Search the data below for "日耀徽章"; list each line that holds it.

··· DATA SECTION ···

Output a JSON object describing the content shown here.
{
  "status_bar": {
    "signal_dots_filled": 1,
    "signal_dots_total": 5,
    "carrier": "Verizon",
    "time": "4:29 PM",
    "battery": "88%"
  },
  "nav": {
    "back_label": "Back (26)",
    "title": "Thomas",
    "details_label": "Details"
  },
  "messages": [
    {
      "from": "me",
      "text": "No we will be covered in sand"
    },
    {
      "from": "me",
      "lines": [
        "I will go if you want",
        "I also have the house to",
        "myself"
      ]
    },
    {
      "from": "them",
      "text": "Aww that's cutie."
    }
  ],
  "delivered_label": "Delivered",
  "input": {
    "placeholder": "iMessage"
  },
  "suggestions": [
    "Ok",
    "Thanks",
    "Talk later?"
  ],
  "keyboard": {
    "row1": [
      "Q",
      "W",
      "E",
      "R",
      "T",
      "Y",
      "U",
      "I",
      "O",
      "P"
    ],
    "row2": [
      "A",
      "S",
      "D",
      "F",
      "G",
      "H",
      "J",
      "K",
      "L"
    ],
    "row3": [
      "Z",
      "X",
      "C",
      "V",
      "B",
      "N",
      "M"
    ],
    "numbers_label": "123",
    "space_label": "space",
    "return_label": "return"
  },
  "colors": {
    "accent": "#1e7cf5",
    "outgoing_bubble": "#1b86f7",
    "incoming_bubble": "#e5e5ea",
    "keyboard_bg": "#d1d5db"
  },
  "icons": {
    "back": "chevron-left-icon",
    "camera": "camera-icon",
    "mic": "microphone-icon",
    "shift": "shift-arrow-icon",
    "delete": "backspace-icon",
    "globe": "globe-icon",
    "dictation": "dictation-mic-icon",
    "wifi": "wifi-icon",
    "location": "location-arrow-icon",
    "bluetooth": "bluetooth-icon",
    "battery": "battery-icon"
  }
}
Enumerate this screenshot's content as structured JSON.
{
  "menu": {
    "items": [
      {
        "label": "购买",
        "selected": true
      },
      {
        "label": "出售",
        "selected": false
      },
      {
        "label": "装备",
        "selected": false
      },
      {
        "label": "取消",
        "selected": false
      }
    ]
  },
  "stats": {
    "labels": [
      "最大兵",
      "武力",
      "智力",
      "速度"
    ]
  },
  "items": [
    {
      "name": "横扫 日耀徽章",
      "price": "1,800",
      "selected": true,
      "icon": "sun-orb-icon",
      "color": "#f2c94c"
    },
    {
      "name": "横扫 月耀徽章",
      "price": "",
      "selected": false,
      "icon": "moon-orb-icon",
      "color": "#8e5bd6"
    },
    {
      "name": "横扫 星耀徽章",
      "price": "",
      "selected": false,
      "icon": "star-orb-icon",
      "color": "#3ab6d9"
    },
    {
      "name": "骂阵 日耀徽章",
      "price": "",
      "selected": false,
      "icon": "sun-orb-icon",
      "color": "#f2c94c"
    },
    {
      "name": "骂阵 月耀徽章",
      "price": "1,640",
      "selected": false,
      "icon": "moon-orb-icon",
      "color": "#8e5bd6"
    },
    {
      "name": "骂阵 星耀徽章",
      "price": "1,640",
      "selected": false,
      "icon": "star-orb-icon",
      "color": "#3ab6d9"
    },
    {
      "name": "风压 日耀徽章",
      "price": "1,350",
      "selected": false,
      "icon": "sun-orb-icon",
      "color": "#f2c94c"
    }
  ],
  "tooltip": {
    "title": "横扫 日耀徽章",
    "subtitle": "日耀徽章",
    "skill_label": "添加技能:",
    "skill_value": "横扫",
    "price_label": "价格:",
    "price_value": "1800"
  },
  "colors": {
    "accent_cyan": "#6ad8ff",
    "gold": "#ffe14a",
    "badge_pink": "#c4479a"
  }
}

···

RESULT FOR THIS TASK |
      "name": "横扫 日耀徽章",
      "name": "骂阵 日耀徽章",
      "name": "风压 日耀徽章",
    "title": "横扫 日耀徽章",
    "subtitle": "日耀徽章",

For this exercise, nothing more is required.